Northfield Healthy Community Initiative: Three-year grant totaling $579,000 ($193,000 annually) to launch the “Tri-City Bridges to the Future” initiative, a new collaborative in Faribault, Red Wing, and Northfield, including the MN Correctional Facility-Red Wing. The initiative will offer career pathways approaches for 85 youth ages 14-24 in the three cities who are in foster care; involved in the juvenile justice system; are homeless; and/or are disconnected from school and work. The primary focus is high school completion with dual enrollment options through partnerships with area higher education institutions and postsecondary training in career clusters that have clear pathways to higher degrees. Northfield, Minnesota
SOAR Career Solutions: Three-year grant totaling $636,000 ($212,000 annually) is a partnership between SOAR, Life House, the Duluth Workforce Center, Adult Basic Education, ISD 709, Lake Superior College and Woodland Hills. This project will increase employment readiness skills for “Opportunity Youth” ages 16-24 through stabilization supports (i.e. mental health, chemical dependency health, housing, food, clothing), relationship building, career exploration services, work experiences, soft-skills training, self-awareness trainings, education and employment opportunities. This project incorporates transitional and traditional employment readiness models in order to meet individualized needs of youth. Duluth, Minnesota
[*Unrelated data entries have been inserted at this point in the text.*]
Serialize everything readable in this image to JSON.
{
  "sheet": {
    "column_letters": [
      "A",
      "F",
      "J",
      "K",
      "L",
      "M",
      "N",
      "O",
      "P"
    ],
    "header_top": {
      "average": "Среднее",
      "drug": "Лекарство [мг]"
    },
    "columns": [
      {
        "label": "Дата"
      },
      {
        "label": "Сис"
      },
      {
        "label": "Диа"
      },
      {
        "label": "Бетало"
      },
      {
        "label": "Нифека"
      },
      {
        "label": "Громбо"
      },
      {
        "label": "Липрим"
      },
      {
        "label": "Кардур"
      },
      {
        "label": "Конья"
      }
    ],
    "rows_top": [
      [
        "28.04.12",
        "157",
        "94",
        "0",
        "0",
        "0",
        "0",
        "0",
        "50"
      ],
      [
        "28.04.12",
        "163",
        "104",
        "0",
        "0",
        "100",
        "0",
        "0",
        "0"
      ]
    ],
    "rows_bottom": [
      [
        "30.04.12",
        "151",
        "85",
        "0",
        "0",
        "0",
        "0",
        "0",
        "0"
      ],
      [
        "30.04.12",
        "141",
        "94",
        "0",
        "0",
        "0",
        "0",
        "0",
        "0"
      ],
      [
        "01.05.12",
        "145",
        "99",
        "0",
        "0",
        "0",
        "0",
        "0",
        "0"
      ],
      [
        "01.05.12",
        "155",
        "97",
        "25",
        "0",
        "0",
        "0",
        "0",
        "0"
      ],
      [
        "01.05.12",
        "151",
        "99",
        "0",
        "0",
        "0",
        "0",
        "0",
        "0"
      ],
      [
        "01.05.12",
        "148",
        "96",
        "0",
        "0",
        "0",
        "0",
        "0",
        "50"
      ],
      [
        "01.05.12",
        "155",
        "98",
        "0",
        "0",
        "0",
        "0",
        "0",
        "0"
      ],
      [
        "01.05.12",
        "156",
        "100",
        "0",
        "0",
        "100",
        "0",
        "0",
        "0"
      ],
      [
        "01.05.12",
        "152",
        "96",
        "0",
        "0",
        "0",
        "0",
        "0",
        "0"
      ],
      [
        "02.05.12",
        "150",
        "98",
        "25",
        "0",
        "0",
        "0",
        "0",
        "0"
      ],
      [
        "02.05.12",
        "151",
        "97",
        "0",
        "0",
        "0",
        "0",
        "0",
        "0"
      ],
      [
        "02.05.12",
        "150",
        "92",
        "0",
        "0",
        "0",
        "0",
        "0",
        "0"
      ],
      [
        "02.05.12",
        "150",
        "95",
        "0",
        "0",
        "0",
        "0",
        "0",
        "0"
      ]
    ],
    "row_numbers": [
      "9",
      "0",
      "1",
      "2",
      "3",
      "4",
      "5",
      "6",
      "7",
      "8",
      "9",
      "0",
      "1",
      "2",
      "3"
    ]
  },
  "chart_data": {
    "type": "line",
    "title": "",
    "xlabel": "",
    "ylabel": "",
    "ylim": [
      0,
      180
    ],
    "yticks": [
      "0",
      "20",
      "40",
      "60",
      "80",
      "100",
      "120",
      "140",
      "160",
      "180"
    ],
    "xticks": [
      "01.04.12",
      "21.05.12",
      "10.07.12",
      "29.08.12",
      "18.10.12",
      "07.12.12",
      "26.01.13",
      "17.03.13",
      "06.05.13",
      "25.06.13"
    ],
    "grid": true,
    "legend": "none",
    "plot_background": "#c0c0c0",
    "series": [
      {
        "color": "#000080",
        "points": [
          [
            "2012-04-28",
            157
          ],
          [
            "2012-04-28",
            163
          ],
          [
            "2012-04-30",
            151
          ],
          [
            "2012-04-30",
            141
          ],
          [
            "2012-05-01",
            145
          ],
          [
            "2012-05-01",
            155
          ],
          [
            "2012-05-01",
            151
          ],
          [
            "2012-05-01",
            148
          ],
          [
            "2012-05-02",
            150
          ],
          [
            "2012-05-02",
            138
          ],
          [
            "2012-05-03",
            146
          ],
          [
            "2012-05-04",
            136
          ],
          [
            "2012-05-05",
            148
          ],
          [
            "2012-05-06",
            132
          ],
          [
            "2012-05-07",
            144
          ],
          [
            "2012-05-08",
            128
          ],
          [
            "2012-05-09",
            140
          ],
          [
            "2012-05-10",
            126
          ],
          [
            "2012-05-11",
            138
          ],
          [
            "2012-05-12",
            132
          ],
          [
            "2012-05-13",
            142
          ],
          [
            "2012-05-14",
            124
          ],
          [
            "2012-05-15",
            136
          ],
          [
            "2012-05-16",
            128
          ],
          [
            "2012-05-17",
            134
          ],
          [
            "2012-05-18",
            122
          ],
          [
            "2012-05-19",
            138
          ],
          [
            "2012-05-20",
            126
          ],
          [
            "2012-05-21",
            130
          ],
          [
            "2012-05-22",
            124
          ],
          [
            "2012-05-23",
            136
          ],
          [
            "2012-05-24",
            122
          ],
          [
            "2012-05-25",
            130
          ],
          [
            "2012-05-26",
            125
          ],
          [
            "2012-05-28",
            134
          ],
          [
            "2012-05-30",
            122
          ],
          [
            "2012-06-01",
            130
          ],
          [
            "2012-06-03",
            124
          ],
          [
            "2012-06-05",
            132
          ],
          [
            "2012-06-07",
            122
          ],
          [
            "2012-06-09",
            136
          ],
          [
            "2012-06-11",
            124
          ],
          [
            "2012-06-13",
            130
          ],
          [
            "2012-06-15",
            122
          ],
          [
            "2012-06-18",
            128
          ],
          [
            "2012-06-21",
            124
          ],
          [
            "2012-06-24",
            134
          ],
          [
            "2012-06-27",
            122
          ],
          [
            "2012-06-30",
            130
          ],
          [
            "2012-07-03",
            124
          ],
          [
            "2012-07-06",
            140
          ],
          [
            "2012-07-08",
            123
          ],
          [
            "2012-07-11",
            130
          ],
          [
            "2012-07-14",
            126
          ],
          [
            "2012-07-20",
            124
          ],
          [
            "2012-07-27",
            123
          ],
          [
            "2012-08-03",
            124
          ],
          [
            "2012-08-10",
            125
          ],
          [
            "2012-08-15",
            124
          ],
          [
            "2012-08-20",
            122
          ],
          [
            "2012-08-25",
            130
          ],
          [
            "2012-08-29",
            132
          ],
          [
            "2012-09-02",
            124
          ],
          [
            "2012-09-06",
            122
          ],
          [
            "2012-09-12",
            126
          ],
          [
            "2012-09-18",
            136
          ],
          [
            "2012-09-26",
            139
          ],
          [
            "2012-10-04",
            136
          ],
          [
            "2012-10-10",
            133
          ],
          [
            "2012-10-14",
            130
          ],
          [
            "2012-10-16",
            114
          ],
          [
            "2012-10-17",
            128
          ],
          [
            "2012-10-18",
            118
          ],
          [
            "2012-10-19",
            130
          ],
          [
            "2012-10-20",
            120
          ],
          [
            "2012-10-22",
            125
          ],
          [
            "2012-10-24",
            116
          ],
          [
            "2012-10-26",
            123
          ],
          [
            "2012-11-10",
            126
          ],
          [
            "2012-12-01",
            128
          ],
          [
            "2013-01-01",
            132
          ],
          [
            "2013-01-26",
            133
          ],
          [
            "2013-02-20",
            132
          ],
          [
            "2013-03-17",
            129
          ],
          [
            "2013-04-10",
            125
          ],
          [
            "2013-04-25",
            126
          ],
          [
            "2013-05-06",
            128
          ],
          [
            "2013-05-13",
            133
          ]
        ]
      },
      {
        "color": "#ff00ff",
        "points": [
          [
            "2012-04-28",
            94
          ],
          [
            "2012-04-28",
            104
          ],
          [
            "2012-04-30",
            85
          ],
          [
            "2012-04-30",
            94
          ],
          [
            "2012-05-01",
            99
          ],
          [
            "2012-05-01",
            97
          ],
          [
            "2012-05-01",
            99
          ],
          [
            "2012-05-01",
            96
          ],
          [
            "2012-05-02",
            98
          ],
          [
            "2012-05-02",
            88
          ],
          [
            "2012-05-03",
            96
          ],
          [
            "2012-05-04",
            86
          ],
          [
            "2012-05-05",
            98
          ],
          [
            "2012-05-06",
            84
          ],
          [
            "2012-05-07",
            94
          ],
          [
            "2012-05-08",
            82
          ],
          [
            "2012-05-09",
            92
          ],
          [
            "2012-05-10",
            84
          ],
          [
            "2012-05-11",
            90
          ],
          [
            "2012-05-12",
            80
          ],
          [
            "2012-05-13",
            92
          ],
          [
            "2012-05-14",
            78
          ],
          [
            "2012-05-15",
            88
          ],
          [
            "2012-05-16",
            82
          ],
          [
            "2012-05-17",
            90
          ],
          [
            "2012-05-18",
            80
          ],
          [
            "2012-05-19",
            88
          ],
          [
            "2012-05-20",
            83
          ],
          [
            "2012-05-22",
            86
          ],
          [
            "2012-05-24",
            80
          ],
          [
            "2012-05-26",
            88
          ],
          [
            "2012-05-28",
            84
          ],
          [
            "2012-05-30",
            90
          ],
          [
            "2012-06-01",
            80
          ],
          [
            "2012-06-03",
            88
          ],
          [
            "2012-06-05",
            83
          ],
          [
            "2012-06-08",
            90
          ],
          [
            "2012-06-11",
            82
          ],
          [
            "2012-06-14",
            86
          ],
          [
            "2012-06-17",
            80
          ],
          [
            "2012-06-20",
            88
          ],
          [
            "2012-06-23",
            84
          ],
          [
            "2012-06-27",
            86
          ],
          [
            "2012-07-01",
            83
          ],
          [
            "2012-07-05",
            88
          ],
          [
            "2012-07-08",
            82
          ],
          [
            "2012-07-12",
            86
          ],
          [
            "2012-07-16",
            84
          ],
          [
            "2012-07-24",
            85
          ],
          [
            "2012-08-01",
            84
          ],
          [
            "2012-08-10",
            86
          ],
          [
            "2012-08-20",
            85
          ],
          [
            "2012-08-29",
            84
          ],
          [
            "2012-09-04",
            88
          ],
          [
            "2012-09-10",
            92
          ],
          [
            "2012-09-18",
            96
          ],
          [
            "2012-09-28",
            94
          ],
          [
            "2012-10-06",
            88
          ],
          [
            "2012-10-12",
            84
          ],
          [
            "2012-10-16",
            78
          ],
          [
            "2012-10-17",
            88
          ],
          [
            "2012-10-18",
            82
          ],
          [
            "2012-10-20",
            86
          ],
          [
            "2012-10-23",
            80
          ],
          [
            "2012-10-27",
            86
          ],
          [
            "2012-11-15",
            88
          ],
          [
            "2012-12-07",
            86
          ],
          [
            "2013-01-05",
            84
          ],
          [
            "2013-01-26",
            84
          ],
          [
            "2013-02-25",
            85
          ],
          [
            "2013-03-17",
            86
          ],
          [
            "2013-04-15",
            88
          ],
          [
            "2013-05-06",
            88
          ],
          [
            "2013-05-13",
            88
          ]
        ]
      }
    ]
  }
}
Questions? Contact Marcus Pope, Director of Partnerships & External Relations, Marcus @youthprise.org